Well, it’s now December and the Christmas songs will be playing on the music channels, the shops will be busier and there is the expectation of the “perfect” Christmas isn’t there?

Those adverts with a large family table brimming with food, the laughter as the crackers are pulled, jokes are told and the proud carving of a turkey for everyone to eat.

This is one of the ways in which we’ll differ in our household as we won’t all be having the same Christmas dinner. Due to T’s sensory issues around food and D’s anxieties if the food doesn’t look like her school Christmas dinner (I try not to get too offended at the latter) it’s likely that they’ll be having chicken nuggets and chips whilst we have a turkey dinner.

Don’t judge me, this is a compromise, a way for us all to sit together, even if the thought of juggling a full roast plus the nuggets and chips always makes me feel a bit panicked come Christmas morning!

Our day will differ to those adverts too. T doesn’t really “do” Christmas and sees it very much for what it is, one day. Whilst D gets totally into the build-up, absolutely loves seeing all the lights and decorations and gets extremely excited trying to spot where Rob The Robin is every day (our take on Elf on the Shelf).

I did try and impose a “no screens” rule for Christmas Day but, as they both rely on them for calming and self-regulation, I’ll settle for the screens (and headphones) being put down whilst presents are unwrapped!

Presents...the charity shops/school fairs have done well out of us over the years, I’d buy a toy because T or D had shown an interest, get them wrapped and then it would be looked at and discarded because “play” is something that doesn’t come easily, to either of them.  More often than not, the box (especially if big enough) and the wrapping paper would generate more interest.

Now we stick to tried and tested - annuals, books, pens, clothes, which may sound boring but at least they’ll be used.

I also make sure that T and D have the same amount of presents, differing wrapping paper and, if possible, that they’re similarly sized, it all makes for a more harmonious unwrapping! 

As much as T sees Christmas as one day, he also sees any school activities as out of routine and a hindrance to what would usually be happening, his lessons.

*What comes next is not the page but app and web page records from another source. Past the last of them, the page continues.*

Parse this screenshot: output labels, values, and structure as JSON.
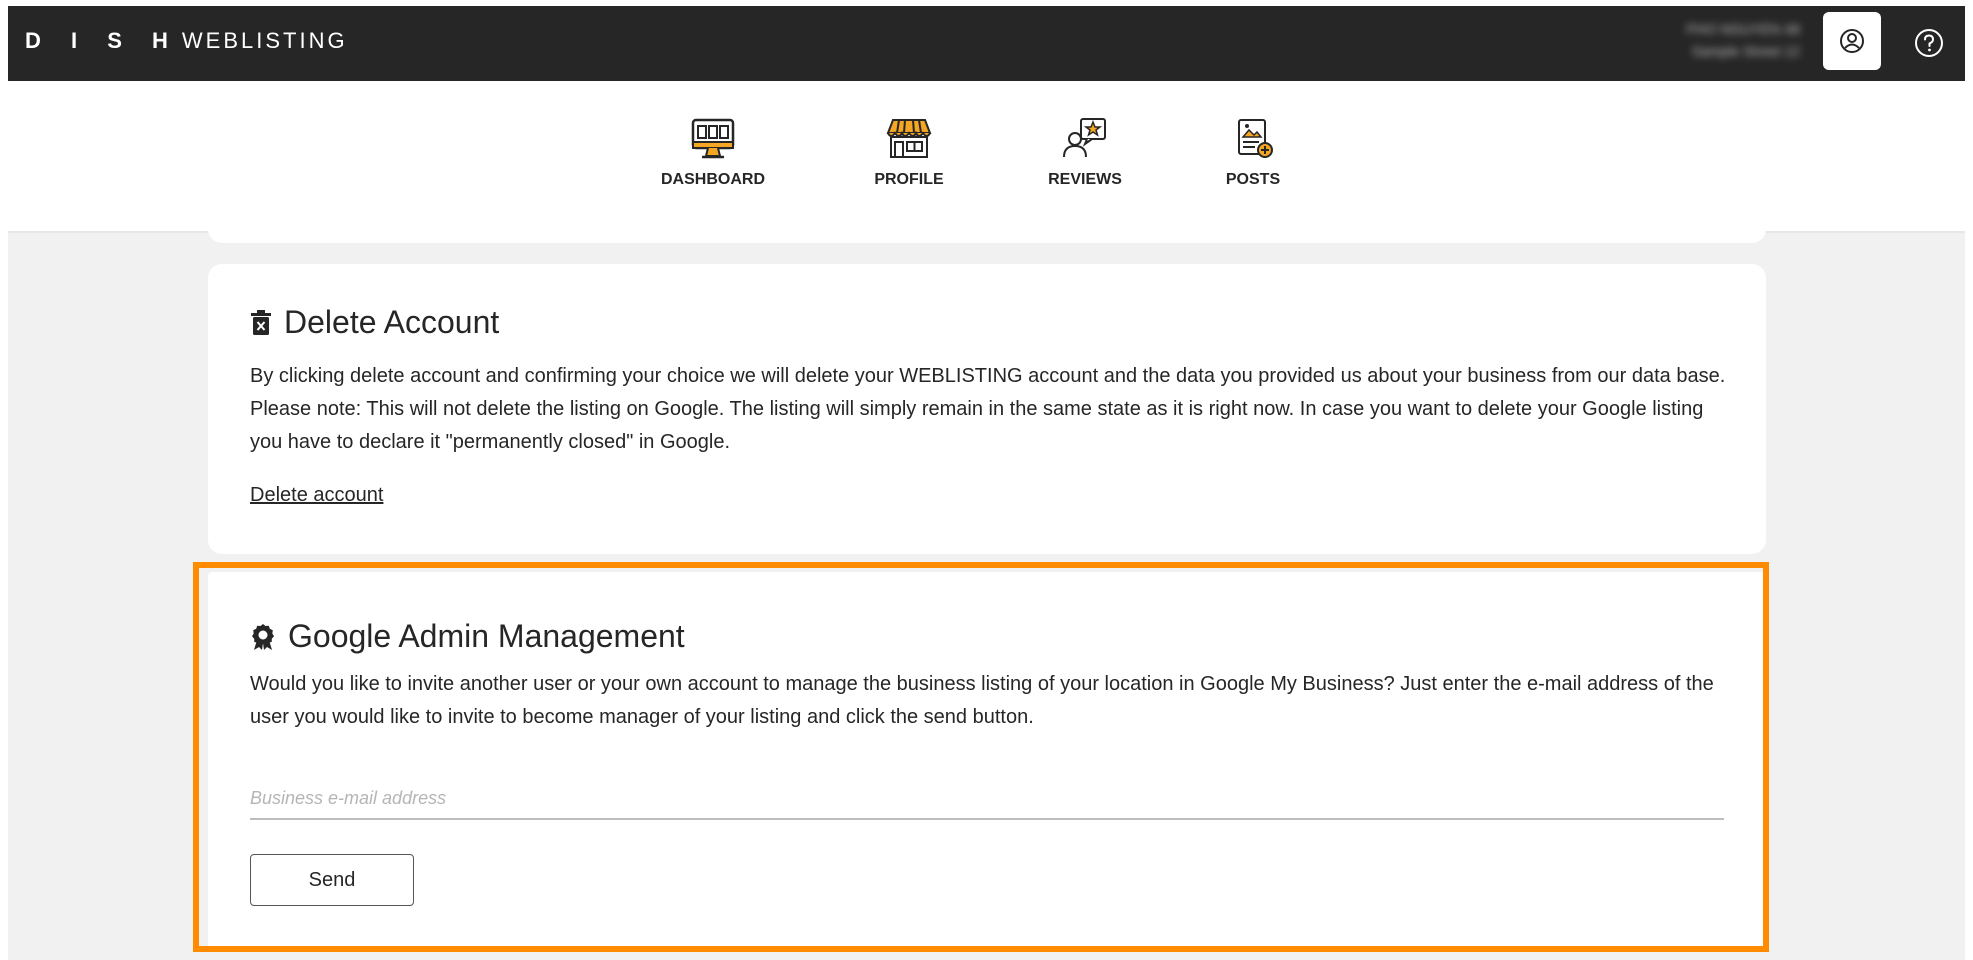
{
  "header": {
    "brand_dish": "D I S H",
    "brand_weblisting": "WEBLISTING",
    "account_name": "PHO NGUYEN 48",
    "account_address": "Sample Street 12"
  },
  "nav": {
    "items": [
      {
        "label": "DASHBOARD",
        "icon": "dashboard-monitor-icon"
      },
      {
        "label": "PROFILE",
        "icon": "storefront-icon"
      },
      {
        "label": "REVIEWS",
        "icon": "review-star-icon"
      },
      {
        "label": "POSTS",
        "icon": "post-add-icon"
      }
    ]
  },
  "delete_account": {
    "title": "Delete Account",
    "description": "By clicking delete account and confirming your choice we will delete your WEBLISTING account and the data you provided us about your business from our data base. Please note: This will not delete the listing on Google. The listing will simply remain in the same state as it is right now. In case you want to delete your Google listing you have to declare it \"permanently closed\" in Google.",
    "link_label": "Delete account"
  },
  "google_admin": {
    "title": "Google Admin Management",
    "description": "Would you like to invite another user or your own account to manage the business listing of your location in Google My Business? Just enter the e-mail address of the user you would like to invite to become manager of your listing and click the send button.",
    "email_placeholder": "Business e-mail address",
    "email_value": "",
    "send_label": "Send"
  },
  "colors": {
    "topbar": "#262626",
    "accent": "#ff8c00",
    "icon_yellow": "#f5a623"
  }
}
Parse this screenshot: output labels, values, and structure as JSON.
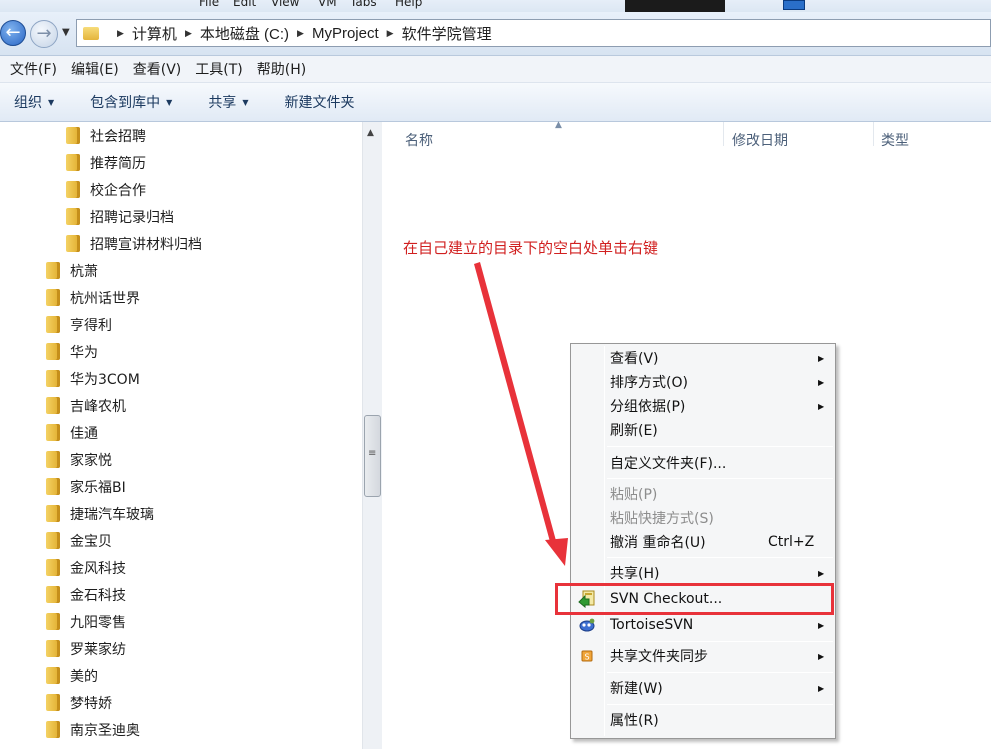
{
  "top_strip": {
    "items": [
      "File",
      "Edit",
      "View",
      "VM",
      "Tabs",
      "Help"
    ]
  },
  "address": {
    "breadcrumbs": [
      "计算机",
      "本地磁盘 (C:)",
      "MyProject",
      "软件学院管理"
    ]
  },
  "menu_bar": {
    "items": [
      "文件(F)",
      "编辑(E)",
      "查看(V)",
      "工具(T)",
      "帮助(H)"
    ]
  },
  "command_bar": {
    "organize": "组织",
    "include_library": "包含到库中",
    "share": "共享",
    "new_folder": "新建文件夹"
  },
  "tree": {
    "sub_items": [
      "社会招聘",
      "推荐简历",
      "校企合作",
      "招聘记录归档",
      "招聘宣讲材料归档"
    ],
    "items": [
      "杭萧",
      "杭州话世界",
      "亨得利",
      "华为",
      "华为3COM",
      "吉峰农机",
      "佳通",
      "家家悦",
      "家乐福BI",
      "捷瑞汽车玻璃",
      "金宝贝",
      "金风科技",
      "金石科技",
      "九阳零售",
      "罗莱家纺",
      "美的",
      "梦特娇",
      "南京圣迪奥"
    ]
  },
  "columns": {
    "name": "名称",
    "modified": "修改日期",
    "type": "类型"
  },
  "annotation": "在自己建立的目录下的空白处单击右键",
  "context_menu": {
    "view": "查看(V)",
    "sort_by": "排序方式(O)",
    "group_by": "分组依据(P)",
    "refresh": "刷新(E)",
    "customize": "自定义文件夹(F)...",
    "paste": "粘贴(P)",
    "paste_shortcut": "粘贴快捷方式(S)",
    "undo_rename": "撤消 重命名(U)",
    "undo_shortcut": "Ctrl+Z",
    "share": "共享(H)",
    "svn_checkout": "SVN Checkout...",
    "tortoise_svn": "TortoiseSVN",
    "shared_folder_sync": "共享文件夹同步",
    "new": "新建(W)",
    "properties": "属性(R)"
  },
  "colors": {
    "annotation": "#d12020",
    "highlight": "#e8323a"
  }
}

Due to his sensory issues, Christmas jumper day is a Christmas long-sleeved t-shirt, another compromise but one that means he doesn’t stand out as he generally masks outbursts during his school day.

For Hubbie and I, is a case of “if they’re happy, then so are we”, there’s generally something worth watching Christmas evening accompanied by a snuggle on the sofa and a (rare) glass of something with a chocolate orange.

And then it’s all over for another year!  

Read more of Jeannette's Blogs at Autismmumma